- **PROBLEM DESCRIPTION**: Return all lines of the data in which the string "ανάγκη" occurs.
********************
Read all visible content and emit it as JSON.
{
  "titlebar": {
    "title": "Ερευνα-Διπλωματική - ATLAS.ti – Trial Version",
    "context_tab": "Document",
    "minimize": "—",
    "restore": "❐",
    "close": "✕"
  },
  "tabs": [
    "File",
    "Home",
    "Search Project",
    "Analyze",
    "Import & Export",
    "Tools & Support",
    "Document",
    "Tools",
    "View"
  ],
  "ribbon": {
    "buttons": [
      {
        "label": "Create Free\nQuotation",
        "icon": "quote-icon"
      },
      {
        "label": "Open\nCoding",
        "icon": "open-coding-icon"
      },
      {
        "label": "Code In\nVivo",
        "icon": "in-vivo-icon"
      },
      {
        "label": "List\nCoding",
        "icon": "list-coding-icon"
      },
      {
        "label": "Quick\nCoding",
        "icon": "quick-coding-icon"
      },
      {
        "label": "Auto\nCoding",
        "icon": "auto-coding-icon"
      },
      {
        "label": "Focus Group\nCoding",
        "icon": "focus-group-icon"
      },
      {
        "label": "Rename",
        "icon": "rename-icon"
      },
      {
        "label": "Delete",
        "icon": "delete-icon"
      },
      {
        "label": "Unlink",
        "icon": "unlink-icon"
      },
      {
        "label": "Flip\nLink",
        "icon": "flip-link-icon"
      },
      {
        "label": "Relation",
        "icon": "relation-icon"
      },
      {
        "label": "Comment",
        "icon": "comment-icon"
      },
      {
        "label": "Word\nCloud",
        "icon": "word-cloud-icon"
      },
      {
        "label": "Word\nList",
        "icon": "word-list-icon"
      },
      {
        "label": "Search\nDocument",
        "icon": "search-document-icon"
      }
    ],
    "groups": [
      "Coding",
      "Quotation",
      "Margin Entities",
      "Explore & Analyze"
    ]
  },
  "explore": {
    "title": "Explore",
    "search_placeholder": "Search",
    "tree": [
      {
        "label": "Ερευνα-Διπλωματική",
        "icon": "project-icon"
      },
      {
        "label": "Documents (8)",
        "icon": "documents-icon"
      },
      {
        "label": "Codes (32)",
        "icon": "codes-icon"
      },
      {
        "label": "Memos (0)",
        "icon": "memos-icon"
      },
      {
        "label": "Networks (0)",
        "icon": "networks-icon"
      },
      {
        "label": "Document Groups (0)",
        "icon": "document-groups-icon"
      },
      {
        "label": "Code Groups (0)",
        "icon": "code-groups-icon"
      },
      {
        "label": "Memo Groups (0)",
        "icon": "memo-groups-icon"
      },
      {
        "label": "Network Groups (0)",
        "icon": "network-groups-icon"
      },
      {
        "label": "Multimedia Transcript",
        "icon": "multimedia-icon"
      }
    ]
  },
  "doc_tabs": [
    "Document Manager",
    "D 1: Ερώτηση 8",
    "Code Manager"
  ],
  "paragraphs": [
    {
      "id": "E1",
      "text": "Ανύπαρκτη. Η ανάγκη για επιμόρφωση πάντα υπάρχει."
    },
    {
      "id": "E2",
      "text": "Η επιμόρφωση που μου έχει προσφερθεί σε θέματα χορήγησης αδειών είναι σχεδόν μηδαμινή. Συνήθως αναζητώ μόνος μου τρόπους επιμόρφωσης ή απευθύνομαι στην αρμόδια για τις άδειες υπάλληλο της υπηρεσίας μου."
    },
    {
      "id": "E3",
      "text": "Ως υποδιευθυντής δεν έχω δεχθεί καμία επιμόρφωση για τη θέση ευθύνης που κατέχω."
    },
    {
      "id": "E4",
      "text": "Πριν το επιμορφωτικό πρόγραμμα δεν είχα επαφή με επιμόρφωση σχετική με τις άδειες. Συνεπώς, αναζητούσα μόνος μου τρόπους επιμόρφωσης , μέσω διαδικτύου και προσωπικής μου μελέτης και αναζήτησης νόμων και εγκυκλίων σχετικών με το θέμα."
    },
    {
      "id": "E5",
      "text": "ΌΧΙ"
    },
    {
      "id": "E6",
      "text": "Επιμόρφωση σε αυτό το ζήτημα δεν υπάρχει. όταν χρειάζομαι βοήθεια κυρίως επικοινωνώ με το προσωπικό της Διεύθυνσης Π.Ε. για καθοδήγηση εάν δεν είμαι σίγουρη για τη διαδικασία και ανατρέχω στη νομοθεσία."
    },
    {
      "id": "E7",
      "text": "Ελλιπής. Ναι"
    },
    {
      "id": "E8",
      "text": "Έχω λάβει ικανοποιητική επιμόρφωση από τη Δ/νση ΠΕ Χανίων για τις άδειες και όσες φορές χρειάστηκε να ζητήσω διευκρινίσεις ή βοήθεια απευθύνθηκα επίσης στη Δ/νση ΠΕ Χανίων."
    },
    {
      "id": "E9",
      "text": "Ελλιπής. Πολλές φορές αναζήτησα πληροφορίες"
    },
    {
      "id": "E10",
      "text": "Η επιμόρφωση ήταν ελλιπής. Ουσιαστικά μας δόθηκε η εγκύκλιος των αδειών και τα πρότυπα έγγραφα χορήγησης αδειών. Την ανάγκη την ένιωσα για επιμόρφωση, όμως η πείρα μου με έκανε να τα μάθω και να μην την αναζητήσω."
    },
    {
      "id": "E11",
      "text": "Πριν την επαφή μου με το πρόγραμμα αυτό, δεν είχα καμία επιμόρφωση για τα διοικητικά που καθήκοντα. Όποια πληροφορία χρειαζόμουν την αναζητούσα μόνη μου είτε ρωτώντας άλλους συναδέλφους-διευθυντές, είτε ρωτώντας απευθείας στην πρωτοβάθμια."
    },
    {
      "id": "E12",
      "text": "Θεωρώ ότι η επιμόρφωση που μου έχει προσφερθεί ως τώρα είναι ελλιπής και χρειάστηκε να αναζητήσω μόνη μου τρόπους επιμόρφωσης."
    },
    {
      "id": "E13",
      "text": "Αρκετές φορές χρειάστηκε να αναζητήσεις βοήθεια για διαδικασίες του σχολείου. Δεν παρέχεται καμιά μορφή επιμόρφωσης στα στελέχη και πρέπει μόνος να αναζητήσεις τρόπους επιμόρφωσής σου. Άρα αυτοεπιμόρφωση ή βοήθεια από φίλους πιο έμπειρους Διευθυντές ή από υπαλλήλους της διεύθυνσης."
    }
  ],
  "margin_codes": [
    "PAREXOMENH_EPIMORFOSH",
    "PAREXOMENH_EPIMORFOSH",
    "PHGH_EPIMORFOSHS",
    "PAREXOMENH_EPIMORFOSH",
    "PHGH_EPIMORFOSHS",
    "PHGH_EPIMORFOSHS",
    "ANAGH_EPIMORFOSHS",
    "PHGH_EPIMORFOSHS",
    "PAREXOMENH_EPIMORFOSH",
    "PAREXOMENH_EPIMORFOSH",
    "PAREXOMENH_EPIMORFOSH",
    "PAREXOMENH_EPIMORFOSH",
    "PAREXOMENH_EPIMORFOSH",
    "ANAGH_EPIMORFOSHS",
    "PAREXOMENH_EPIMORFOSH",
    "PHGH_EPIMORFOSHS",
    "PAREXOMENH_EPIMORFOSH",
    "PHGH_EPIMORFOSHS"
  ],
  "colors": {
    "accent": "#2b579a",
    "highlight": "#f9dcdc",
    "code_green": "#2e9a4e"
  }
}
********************
- **ANSWER FOR THIS EXERCISE**:
      "text": "Ανύπαρκτη. Η ανάγκη για επιμόρφωση πάντα υπάρχει."
      "text": "Η επιμόρφωση ήταν ελλιπής. Ουσιαστικά μας δόθηκε η εγκύκλιος των αδειών και τα πρότυπα έγγραφα χορήγησης αδειών. Την ανάγκη την ένιωσα για επιμόρφωση, όμως η πείρα μου με έκανε να τα μάθω και να μην την αναζητήσω."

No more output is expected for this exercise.